A group from the Disability Resource Centre had a flag they designed raised in County Square last week to mark International Day of Persons with Disabilities.
The group have been taking part in the Threadlines project which is part of Renfrewshire Council’s £4.5 million Townscape Heritage Conservation Area Regeneration Scheme 2 (TH.CARS2) and is funded by the Heritage Lottery Fund, Historic Environment Scotland and Renfrewshire Council.
The Threadlines project has been running since summer 2017 and has seen four visual artists collaborate with local community groups to create pieces of artwork that would be temporarily located in Paisley town centre, inspired by the town’s history in printed textiles.
The artists worked with the wood-work and photography groups at the Disability Resource Centre (DRC) to design and prototype two transportable printing presses, focusing on making the traditionally inaccessible printing presses in to something that could be adapted for use by individuals with varied additional support needs.
The photography group designed their own bespoke letters in clay which were photographed and then 3D printed into a letterset for the printing press, and the woodwork group used motifs from old looms and traditional printing presses to make a set of lino and foam cut shapes which could be used to print in their press.
Using the resources, the groups were able to print their own patterns and compositions which have inspired the design on the flag.
The flag was raised in County Square at midday on Monday 3 December, International Day of People with Disabilities, and will be lowered on Monday 10 December (today).
A group from the Disability Resource Centre gathered to see it raised, alongside the artists involved and members of the public.
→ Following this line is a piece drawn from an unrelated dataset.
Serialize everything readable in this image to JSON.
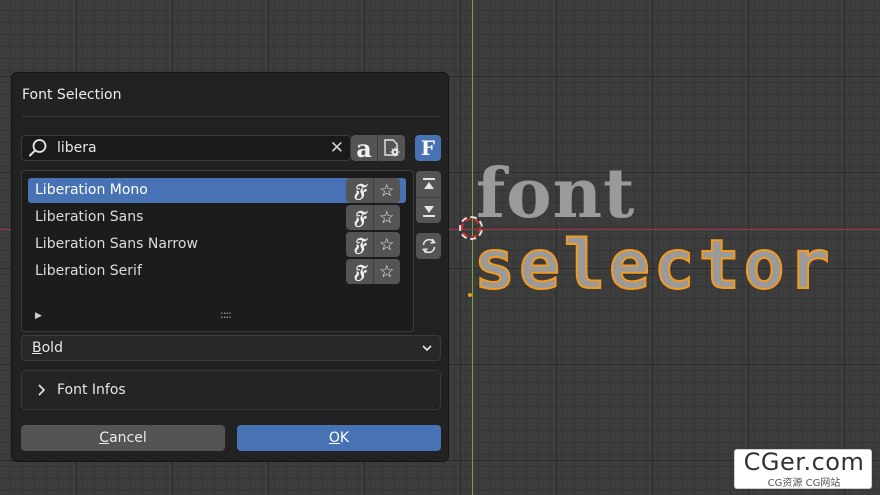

Musicians from Brass Aye? played as the flag was raised.
Rachel Walker, one of the artists working on the Threadlines project said: “Working with the individuals at the DRC was a really interesting and enlightening experience which will continue to inform the way we will work in collaboration with communities in Paisley, making sure we have a practice that will be inclusive of people with additional support needs.”
The artists who have been involved in Threadlines wore specially printed Chore Coats to the flag raising, designed using the prints made by the Disability Resource Centre groups.
Disability Resource Centre volunteer, Jacqueline Sorbie, says that all the participants enjoyed the experience of creating a flag for International Day of Persons with Disabilities. She said: “The project boosted morale within the centre and showed the participants how teamwork can help them achieve their main goal.”
Renfrewshire Council Leader Iain Nicolson added: “An important part of the TH.CARS2 project was to engage a diverse range of audiences with the heritage and culture of Paisley through learning and making. I’m pleased to see that the Threadlines project has achieved this and hope that the participants will benefit from the new skills they have learned.”
To find out more about the TH.CARS2 project, visit http://www.renfrewshire.gov.uk/THCars2